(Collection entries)
====

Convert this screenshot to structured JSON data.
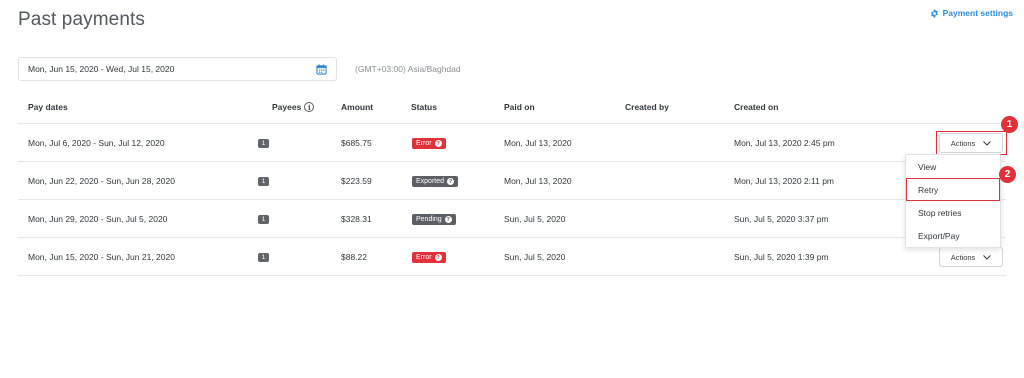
{
  "header": {
    "title": "Past payments",
    "settings_label": "Payment settings",
    "settings_icon": "gear-icon"
  },
  "filter": {
    "date_range": "Mon, Jun 15, 2020 - Wed, Jul 15, 2020",
    "calendar_icon": "calendar-icon",
    "timezone": "(GMT+03:00) Asia/Baghdad"
  },
  "table": {
    "columns": [
      "Pay dates",
      "Payees",
      "Amount",
      "Status",
      "Paid on",
      "Created by",
      "Created on"
    ],
    "info_glyph": "i",
    "rows": [
      {
        "pay_dates": "Mon, Jul 6, 2020 - Sun, Jul 12, 2020",
        "payees": "1",
        "amount": "$685.75",
        "status": "Error",
        "paid_on": "Mon, Jul 13, 2020",
        "created_by": "",
        "created_on": "Mon, Jul 13, 2020 2:45 pm",
        "actions": "Actions"
      },
      {
        "pay_dates": "Mon, Jun 22, 2020 - Sun, Jun 28, 2020",
        "payees": "1",
        "amount": "$223.59",
        "status": "Exported",
        "paid_on": "Mon, Jul 13, 2020",
        "created_by": "",
        "created_on": "Mon, Jul 13, 2020 2:11 pm",
        "actions": ""
      },
      {
        "pay_dates": "Mon, Jun 29, 2020 - Sun, Jul 5, 2020",
        "payees": "1",
        "amount": "$328.31",
        "status": "Pending",
        "paid_on": "Sun, Jul 5, 2020",
        "created_by": "",
        "created_on": "Sun, Jul 5, 2020 3:37 pm",
        "actions": ""
      },
      {
        "pay_dates": "Mon, Jun 15, 2020 - Sun, Jun 21, 2020",
        "payees": "1",
        "amount": "$88.22",
        "status": "Error",
        "paid_on": "Sun, Jul 5, 2020",
        "created_by": "",
        "created_on": "Sun, Jul 5, 2020 1:39 pm",
        "actions": "Actions"
      }
    ]
  },
  "dropdown": {
    "items": [
      "View",
      "Retry",
      "Stop retries",
      "Export/Pay"
    ]
  },
  "annotations": {
    "step1": "1",
    "step2": "2"
  },
  "colors": {
    "accent": "#2f8bd8",
    "error": "#e0313b",
    "neutral_badge": "#5c6064"
  }
}
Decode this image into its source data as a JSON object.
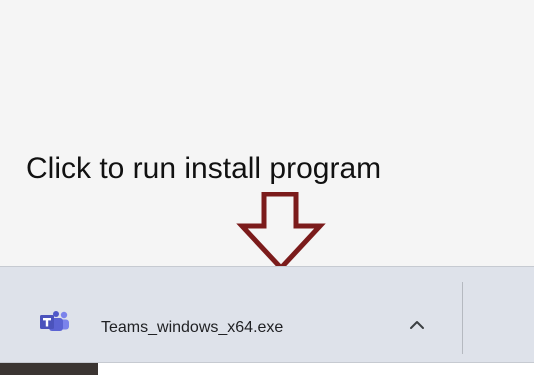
{
  "instruction": {
    "text": "Click to run install program",
    "arrow_color": "#7b1b1b"
  },
  "download_bar": {
    "background": "#dee2ea",
    "item": {
      "icon": "teams-icon",
      "filename": "Teams_windows_x64.exe",
      "menu_icon": "chevron-up-icon"
    }
  },
  "colors": {
    "teams_brand": "#4b53bc",
    "teams_accent": "#7b83eb"
  }
}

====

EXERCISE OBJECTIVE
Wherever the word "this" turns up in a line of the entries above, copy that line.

WRITTEN SOLUTION
Convert this screenshot to structured JSON data.
Decode this image into its source data as a JSON object.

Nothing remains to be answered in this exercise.